Have you seen any CABLE measurement tests?


I certainly have not. Not either in stereophile or Absolute sound. Would not a simple measurement if input signal v/s output signal measurements will tell you straight wire without gain?

Which, if any, cable manufacturer publish such test results?

thx
nilthepill
measurements do not necessarily correlate to observed sound.

all relevant parameters are not measured. there are other factors and component interactions that make it impossible to predict results of cable performance, given cable measurements.
For RLC measurements, see Audioholics, esp. the cable faceoffs listed on this page:

http://www.audioholics.com/techtips/audioprinciples/index.php

"Straight wire without gain" is an ideal, not a real-world phenomenon. All wire will have some tiny effect on frequency response, most commonly a little roll-off in the top octave. And when I say a little, I mean generally well below what humans can detect. There are exceptions, and it's certainly possible to intentionally make a cable with really bad FR. But for most speaker-amp combinations, any cable with reasonably low resistance (meaning reasonably thick) will provide audibly flat frequency response.

Which is why cable purveyors don't publish FR plots--because they'd show something the purveyors don't want you to know.
I have personally measured all of my cables. Most of my interconnects are about a meter. My speaker cables are closer to three meters.
And the results are? ... Viridian?
Cable measurements would spell the death of cable mfgs.
measurements do not necessarily correlate to observed sound

Depends what you mean by "observed sound." Our everyday observations of sound are heavily influenced by non-sonic factors--setting, mood, prior opinions about the performers/equipment, etc. Your brain is wired to synthesize information from all your senses, plus stored memories, and that's what it does. Obviously, measurements of sound aren't going to tell you anything about all the non-sonic things that are part of your mental mix when you're listening to something.

But if we isolate our hearing perception from all that non-sonic stuff--by listening without knowing what we're listening to--there is a high degree of correlation between certain measurements and our perceptions. See, for example, the work that Floyd Toole and Sean Olive have done on speaker preferences. A good basic summary is contained here:

http://www.harman.com/about_harman/technology_leadership.aspx

See also Earl Geddes's work in progress here:

http://www.gedlee.com/
hi Pableson, are you saying that cables which measure "better" sound "better" ? are you saying a person listening blind will usually prefer a cable which measures better than another cable ?

are you saying you can predict the "sound" of a cable, again when listening without being influenced by non sonic cues ?

finally what about the particular components feeding and receiving a signal, isn't there an affect of the components being interfaced upon a cables performance ?
why do you need cable measurements? what will they tell you?

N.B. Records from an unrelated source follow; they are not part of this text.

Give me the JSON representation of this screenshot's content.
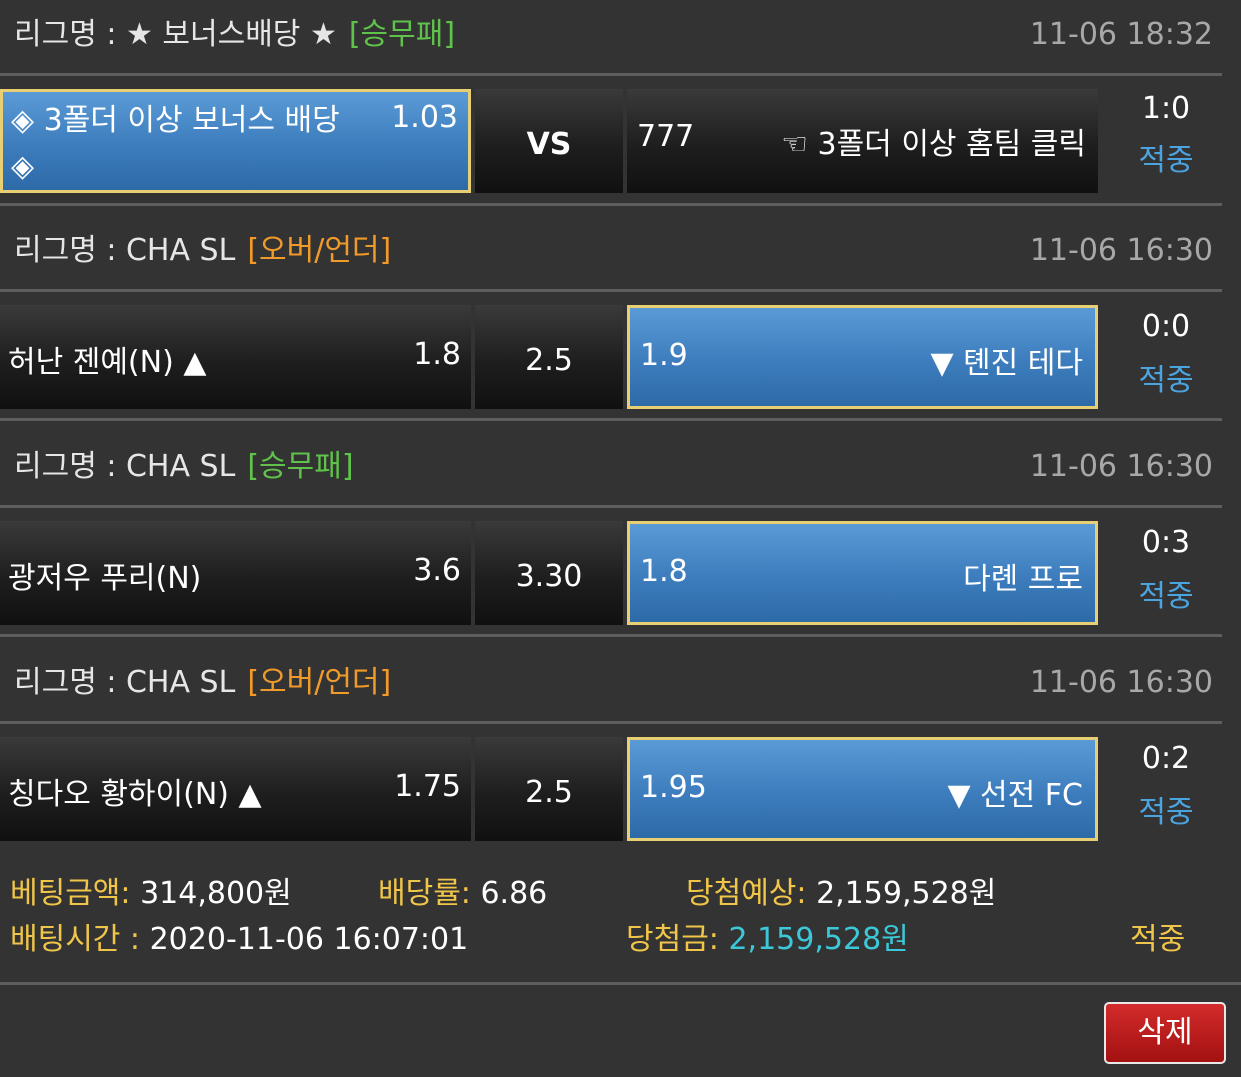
{
  "colors": {
    "background": "#333333",
    "selected_blue": "#3f7fbf",
    "selected_border": "#e8cf73",
    "type_win_draw_lose": "#5fc24a",
    "type_over_under": "#f09a2a",
    "status_blue": "#4ba3e0",
    "label_yellow": "#f0c64a",
    "win_amount_cyan": "#3cc8d8",
    "delete_red": "#c21e1e"
  },
  "games": [
    {
      "league_label": "리그명 : ★ 보너스배당 ★",
      "bet_type": "[승무패]",
      "bet_type_color": "#5fc24a",
      "time": "11-06 18:32",
      "home_team": "◈ 3폴더 이상 보너스 배당 ◈",
      "home_odd": "1.03",
      "middle": "VS",
      "away_odd": "777",
      "away_team": "☜ 3폴더 이상 홈팀 클릭",
      "score": "1:0",
      "status": "적중"
    },
    {
      "league_label": "리그명 : CHA SL",
      "bet_type": "[오버/언더]",
      "bet_type_color": "#f09a2a",
      "time": "11-06 16:30",
      "home_team": "허난 젠예(N) ▲",
      "home_odd": "1.8",
      "middle": "2.5",
      "away_odd": "1.9",
      "away_team": "▼ 톈진 테다",
      "score": "0:0",
      "status": "적중"
    },
    {
      "league_label": "리그명 : CHA SL",
      "bet_type": "[승무패]",
      "bet_type_color": "#5fc24a",
      "time": "11-06 16:30",
      "home_team": "광저우 푸리(N)",
      "home_odd": "3.6",
      "middle": "3.30",
      "away_odd": "1.8",
      "away_team": "다롄 프로",
      "score": "0:3",
      "status": "적중"
    },
    {
      "league_label": "리그명 : CHA SL",
      "bet_type": "[오버/언더]",
      "bet_type_color": "#f09a2a",
      "time": "11-06 16:30",
      "home_team": "칭다오 황하이(N) ▲",
      "home_odd": "1.75",
      "middle": "2.5",
      "away_odd": "1.95",
      "away_team": "▼ 선전 FC",
      "score": "0:2",
      "status": "적중"
    }
  ],
  "summary": {
    "bet_amount_label": "베팅금액:",
    "bet_amount": "314,800원",
    "odds_label": "배당률:",
    "odds": "6.86",
    "expected_label": "당첨예상:",
    "expected": "2,159,528원",
    "bet_time_label": "배팅시간 :",
    "bet_time": "2020-11-06 16:07:01",
    "win_label": "당첨금:",
    "win_amount": "2,159,528원",
    "result": "적중"
  },
  "delete_button": "삭제"
}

can you tell by reading measurements how a partcular cable will sound in your system?
are you saying a person listening blind will usually prefer a cable which measures better than another cable ?

No, I'm saying that a person listening blind will usually not prefer either, because he usually won't be able to tell them apart. When he can tell them apart blind, the measured differences will be substantial, because you need a substantial difference in RLC values to produce an audible difference in frequency response.

IOW, for cables what we can predict from measurements is whether differences will be audible--again, assuming you don't know which is which. If you do know which is which, that knowledge alters your perception.

finally what about the particular components feeding and receiving a signal, isn't there an affect of the components being interfaced upon a cables performance ?

Yeah, but again this is no mystery. If you know the output impedance of the amp, the RLC of the cable, and the impedance curve of the speaker, you (or rather, some software) can plot the FR curve of the cable in that system. In general, the output impedances of solid state amps and the impedance curves of most box speakers are such that most normal cables will not produce audible FR differences. (They may produce level differences because of resistance losses, which is why level-matching is required for good tests.) If you're trying to drive electrostatics with a tube amp, YMMV.
Pabelson,

Thanks for adding some clarity to all the confusion and misinformation about cables.
In the interests of science, please provide a link which describes any test, done by anyone, which is considered beyond reproach in its methods, that can support such a conclusion in such a way to establish is at irrefutable fact.

Inquiring minds would like to know.

Thank you.
Twl: You're obviously not any kind of scientist. If you were, you'd know that there are no irrefutable facts, and whole theories are never proven by single experiments. (Remember what Einstein said about that.)

That said, just which conclusion are you talking about?
Thank you.